An estimated 12.4 percent of women born in the U.S. today will develop breast cancer at some point during their lives. Past research has indicated that exposure to some chemicals may increase the risk of breast cancer. Now, a new study has identified 17 "high-priority" chemicals women should avoid in order to reduce such risk and demonstrates how their presence can be detected.More

Have cervical cancer rates been underestimated?
MedPage Today
The estimated rate of invasive cervical cancer increased by almost 60 percent after excluding women who had hysterectomies and were no longer at risk for the cancer, an analysis of a national database showed. The overall rate increased from 11.7 cases per 100,000 women to 18.6 after correcting for hysterectomy.More

Overcoming barriers to mental health and substance abuse care
Los Angeles Times
James Kennedy volunteers through his church to help young people struggling with drugs and alcohol, a cause he took up after losing his own son to addiction in 2010. He knows firsthand the challenges of getting treatment. "Every organization requires money, and most rehab facilities are very costly," he says. And without the ability to pay for treatment, he says, many people simply can't get the help they need.More

Congressmen introduce competing mental health bills
USA Today
In the weeks after the shootings in Newtown, Conn., many mental health advocates hoped that the tragedy would lead Congress to address problems in the country's fragmented mental health system.

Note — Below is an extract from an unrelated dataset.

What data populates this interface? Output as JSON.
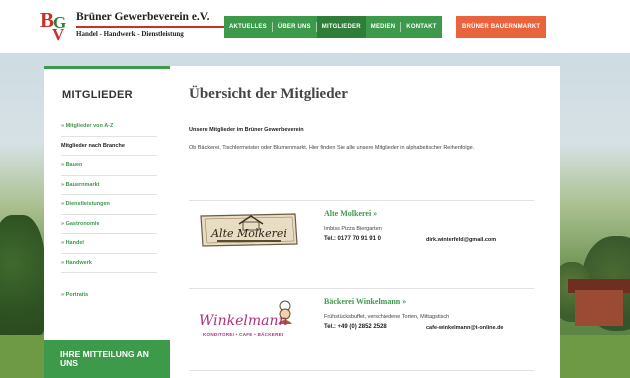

Nearly a year and a half later — and in spite of several additional shootings — Congress has yet to pass major mental health reforms.More